First, my preferred water is the Elk River below Tim's Ford Dam. Water from Tim's Ford Lake is released from the bottom of the dam. It is cold enough to support trout for miles downstream. The Tennessee Wildlife Resource Agency stocks trout in the river several times a year. This is a "put and take" river. They put the fish in, you take them home. There is no natural reproduction of trout that I know of.
Most fish will be in the 8-inch to 10-inch range. This is your typical "stocker." These fish are recently introduced to the river and (sometimes) eager for a meal. There are holdover fish. I've seen pictured of big brown trout that I would guess are in the five-pound range. These are exceedingly rare. A good fish on the Elk is a 14" fish. That size fish will put a good-bend in your 4-weight.
The Elk (and the Sipsey) require slightly different tactics from warm -water fishing. In warm water, you will typically cast your fly and then give it "action" by retrieving it. In these tailwaters, you are usually going to let the current do the work for you. Cast you midge or San Juan Worm upstream at a 45 degree angle and let it drift down. Typically, you will have a "strike indicator" (known as a "bobber" in Middle Georgia) that will tell you when a fish eats your fly.
The two most popular places to fish the Elk are at Tim's Ford Dam and Farris Creek Bridge. If you've ever driven to Tim's Ford Lake, you have probably taken State Road 121 up to State Road 50. On the way there, you will come to a Stop sign at Lexie's Crossroads. If you turn left at that sign, the river and Farris Creek Bridge will be several (winding) miles down the road.
To get to the dam, follow State Road 121 to the end and take a left. The dam will be on your right after several miles, but don't take the entrance to the TVA dam. Take the second entrance on your right, which will be a boat ramp with parking just down from the dam.
Two warnings for the Elk. First, make sure to purchase a Tennessee Fishing License. Particularly as of late, TWRA officials have been checking for licenses. You can get a license online.
Second, make sure that TVA is not generating power. When TVA does this, it flushes a greater amount of water through its turbines. The river is unfishable and incredibly dangerous when this happens. Stay away! You can check TVA's generation schedule here.

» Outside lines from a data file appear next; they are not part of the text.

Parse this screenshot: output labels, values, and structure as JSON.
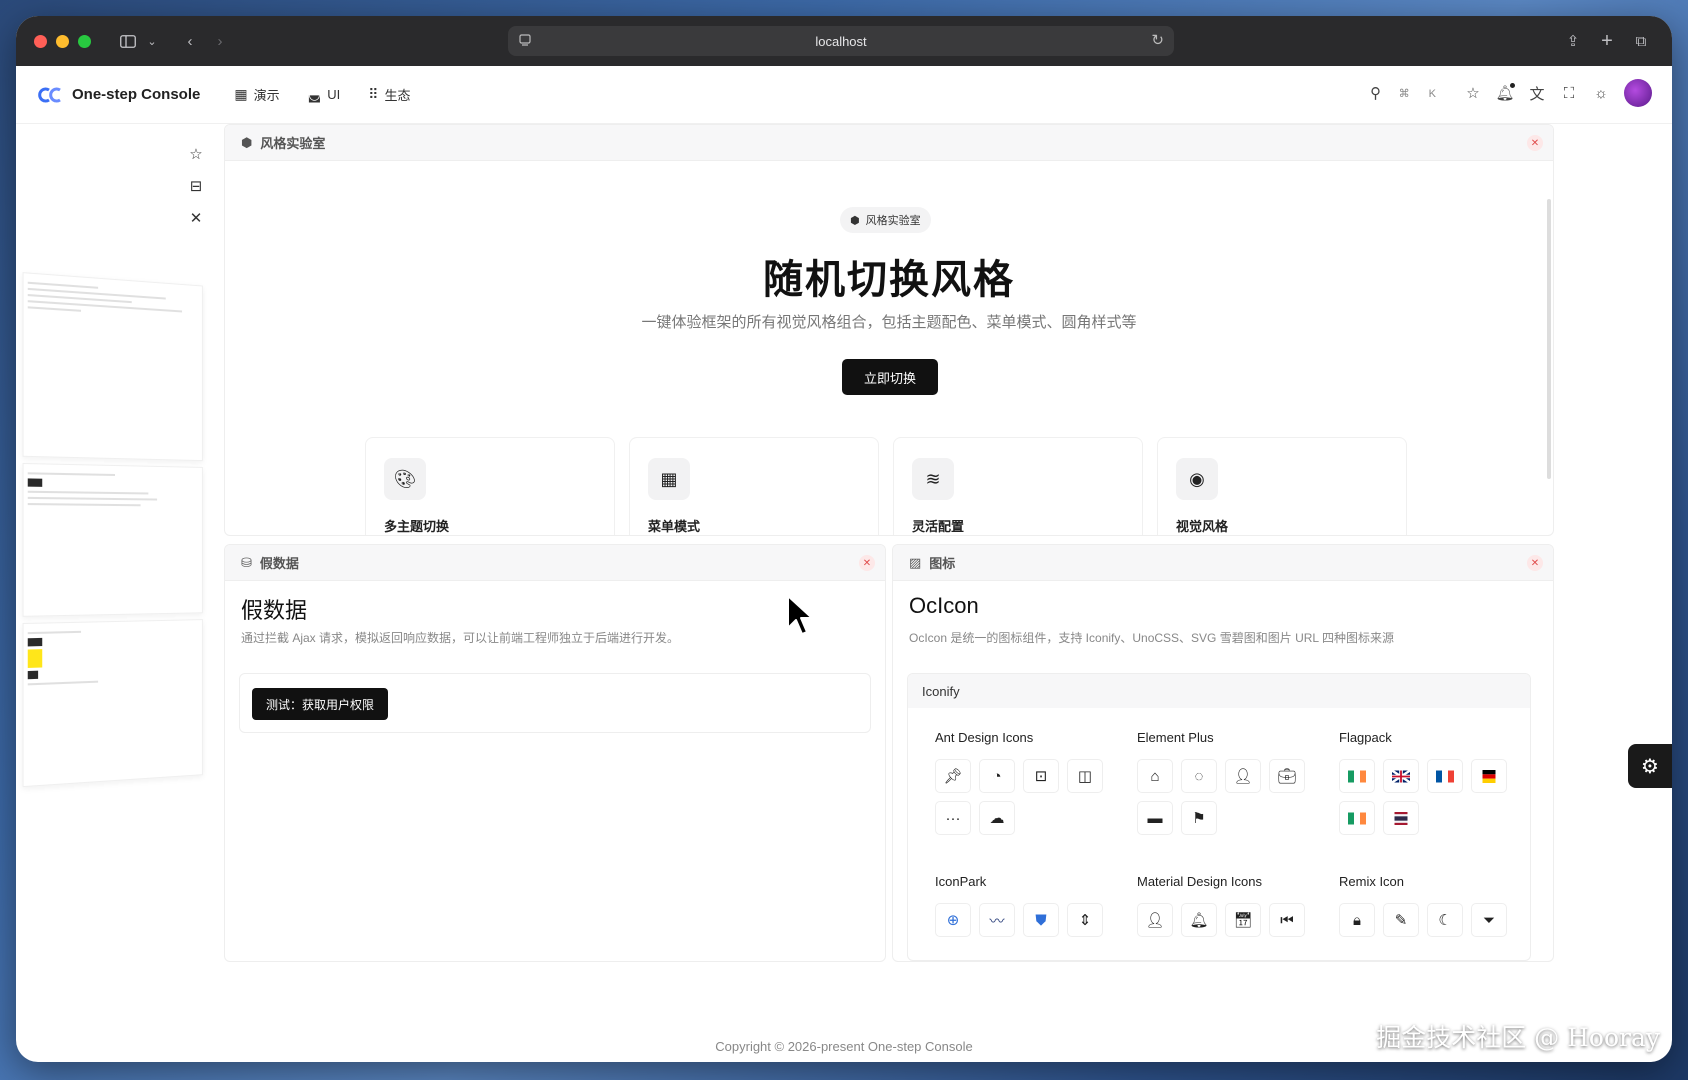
{
  "browser": {
    "url": "localhost"
  },
  "app": {
    "name": "One-step Console",
    "nav": [
      {
        "label": "演示",
        "icon": "dashboard-icon"
      },
      {
        "label": "UI",
        "icon": "ui-icon"
      },
      {
        "label": "生态",
        "icon": "grid-icon"
      }
    ],
    "search_shortcut": "⌘ K"
  },
  "style_panel": {
    "tab": "风格实验室",
    "chip": "风格实验室",
    "title": "随机切换风格",
    "subtitle": "一键体验框架的所有视觉风格组合，包括主题配色、菜单模式、圆角样式等",
    "button": "立即切换",
    "features": [
      {
        "label": "多主题切换",
        "icon": "palette-icon"
      },
      {
        "label": "菜单模式",
        "icon": "grid-icon"
      },
      {
        "label": "灵活配置",
        "icon": "layers-icon"
      },
      {
        "label": "视觉风格",
        "icon": "eye-icon"
      }
    ]
  },
  "mock_panel": {
    "tab": "假数据",
    "title": "假数据",
    "desc": "通过拦截 Ajax 请求，模拟返回响应数据，可以让前端工程师独立于后端进行开发。",
    "button": "测试：获取用户权限"
  },
  "icon_panel": {
    "tab": "图标",
    "title": "OcIcon",
    "desc": "OcIcon 是统一的图标组件，支持 Iconify、UnoCSS、SVG 雪碧图和图片 URL 四种图标来源",
    "section": "Iconify",
    "sets": [
      {
        "name": "Ant Design Icons"
      },
      {
        "name": "Element Plus"
      },
      {
        "name": "Flagpack"
      },
      {
        "name": "IconPark"
      },
      {
        "name": "Material Design Icons"
      },
      {
        "name": "Remix Icon"
      }
    ]
  },
  "footer": "Copyright © 2026-present One-step Console",
  "watermark": "掘金技术社区 @ Hooray"
}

Look carefully at the "Average Outflow" column. On the day I wrote this article in August 2014, it is at 240 cfs, which is very fishable.
The Sipsey Fork emerges from Smith Lake dam near Jasper, Alabama. This is the only public trout water in the State. Flies are similar to those for the Elk.

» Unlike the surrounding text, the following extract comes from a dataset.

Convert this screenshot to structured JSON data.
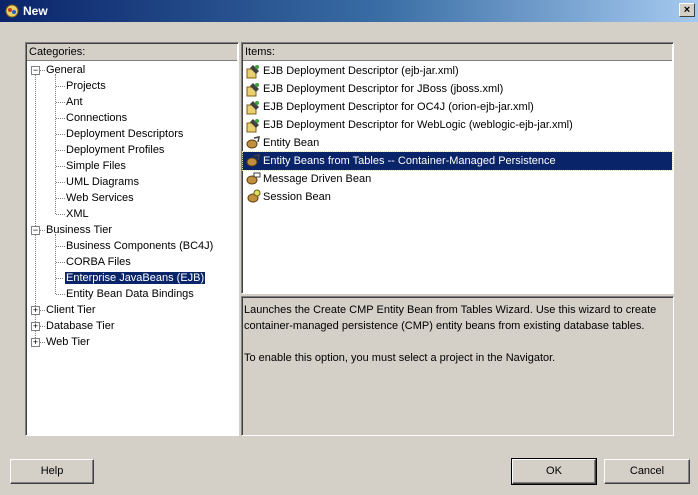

The Sipsey is a slightly longer drive from Huntsville. Drive South on I-65 to Exit 299. Take a right and drive for a while -- I'm guessing a half-hour. If you cross the bridge for the river, you've gone too far. There is a great fly shop on the left right before the Sipsey bridge -- The Riverside Fly Shop.

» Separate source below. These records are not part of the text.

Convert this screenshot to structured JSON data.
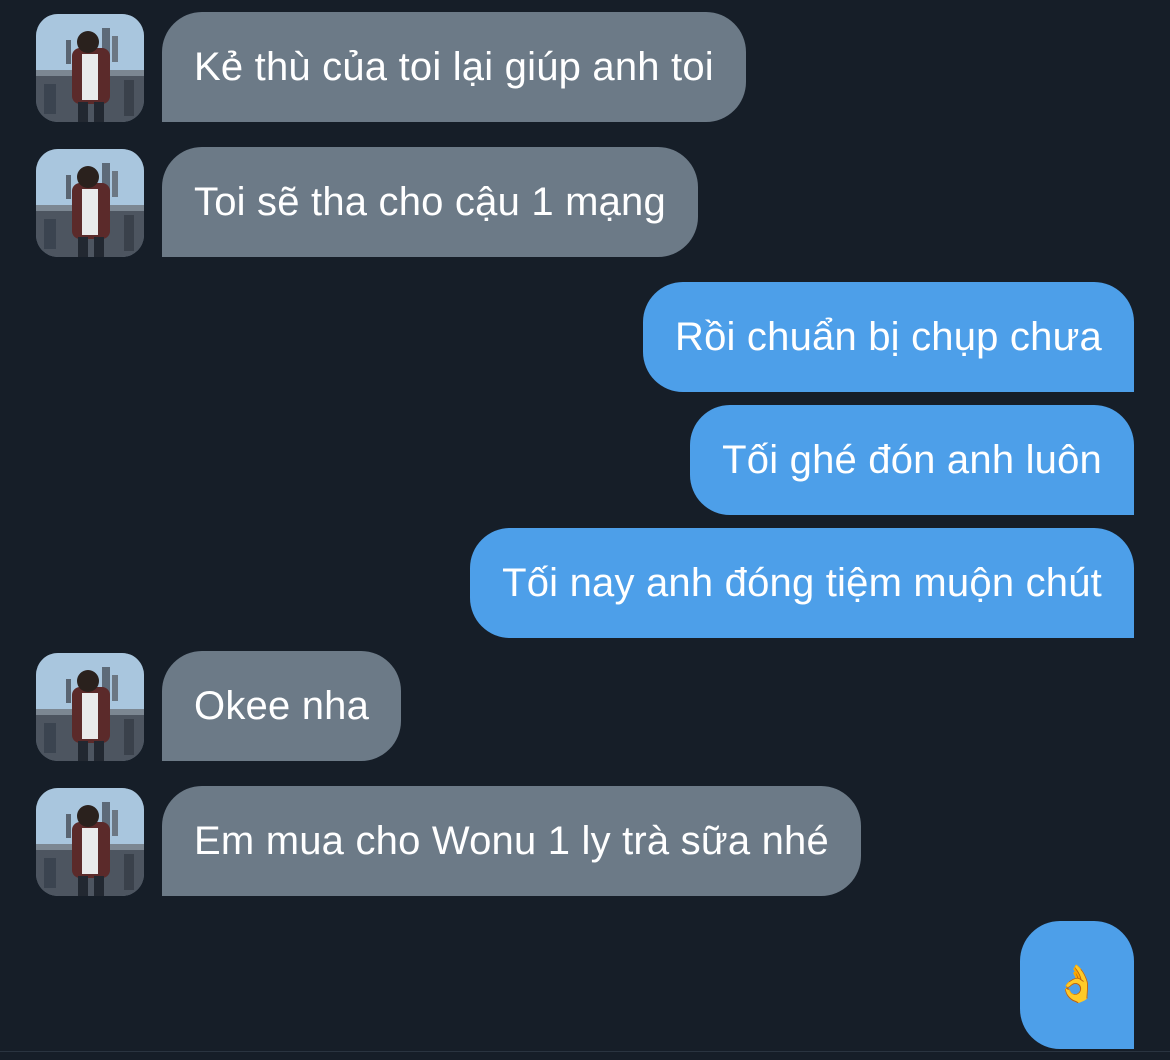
{
  "messages": [
    {
      "side": "in",
      "text": "Kẻ thù của toi lại giúp anh toi"
    },
    {
      "side": "in",
      "text": "Toi sẽ tha cho cậu 1 mạng"
    },
    {
      "side": "out",
      "text": "Rồi chuẩn bị chụp chưa"
    },
    {
      "side": "out",
      "text": "Tối ghé đón anh luôn"
    },
    {
      "side": "out",
      "text": "Tối nay anh đóng tiệm muộn chút"
    },
    {
      "side": "in",
      "text": "Okee nha"
    },
    {
      "side": "in",
      "text": "Em mua cho Wonu 1 ly trà sữa nhé"
    },
    {
      "side": "out",
      "text": "👌",
      "emoji_name": "ok-hand-emoji"
    }
  ],
  "colors": {
    "background": "#161e28",
    "incoming_bubble": "#6c7a87",
    "outgoing_bubble": "#4d9fe9",
    "text": "#ffffff"
  }
}
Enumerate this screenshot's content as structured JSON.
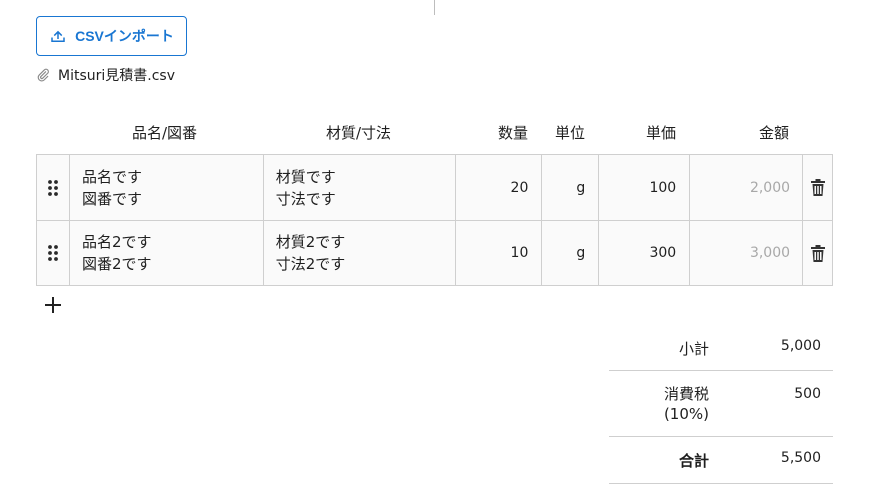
{
  "toolbar": {
    "import_label": "CSVインポート"
  },
  "attachment": {
    "filename": "Mitsuri見積書.csv"
  },
  "table": {
    "headers": {
      "name": "品名/図番",
      "material": "材質/寸法",
      "qty": "数量",
      "unit": "単位",
      "price": "単価",
      "amount": "金額"
    },
    "rows": [
      {
        "name": "品名です",
        "drawing": "図番です",
        "material": "材質です",
        "size": "寸法です",
        "qty": "20",
        "unit": "g",
        "price": "100",
        "amount": "2,000"
      },
      {
        "name": "品名2です",
        "drawing": "図番2です",
        "material": "材質2です",
        "size": "寸法2です",
        "qty": "10",
        "unit": "g",
        "price": "300",
        "amount": "3,000"
      }
    ]
  },
  "summary": {
    "subtotal_label": "小計",
    "subtotal": "5,000",
    "tax_label_line1": "消費税",
    "tax_label_line2": "(10%)",
    "tax": "500",
    "total_label": "合計",
    "total": "5,500"
  },
  "icons": {
    "upload": "upload-icon",
    "paperclip": "paperclip-icon",
    "drag": "drag-handle-icon",
    "delete": "trash-icon",
    "add": "plus-icon"
  },
  "colors": {
    "accent": "#1976d2",
    "border": "#cfcfcf",
    "muted": "#a8a8a8",
    "row_bg": "#fafafa"
  }
}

Most importantly, the fly shop posts the generation schedule for the Sipsey. Always check before you go.
Across the street from the fly shop is an access road leading up to the dam. Drive to the end of the road where there's a power house. From the powerhouse to the dam is very fishable water. Access is more difficult than the Elk. The river has extremely deep and steep banks. It's pretty easy to walk-in at the powerhouse or the dam. But, the area in between requires a climb. There's one, big turn-hole about halfway that seems to hold a lot of fish.
I've only fished the Sipsey a handful of times. I've caught fish every time, so it might be a good option for you. I prefer the Elk because it's a little closer to my house.
You will also need an Alabama fishing license. From this link, it doesn't look like Alabama sells then online. I've always bought mine at a local shop.
I hope this article has given you some ideas about fly fishing in North Alabama. I'm always looking for more information and more places to fish, so feel free to e-mail the site with more information.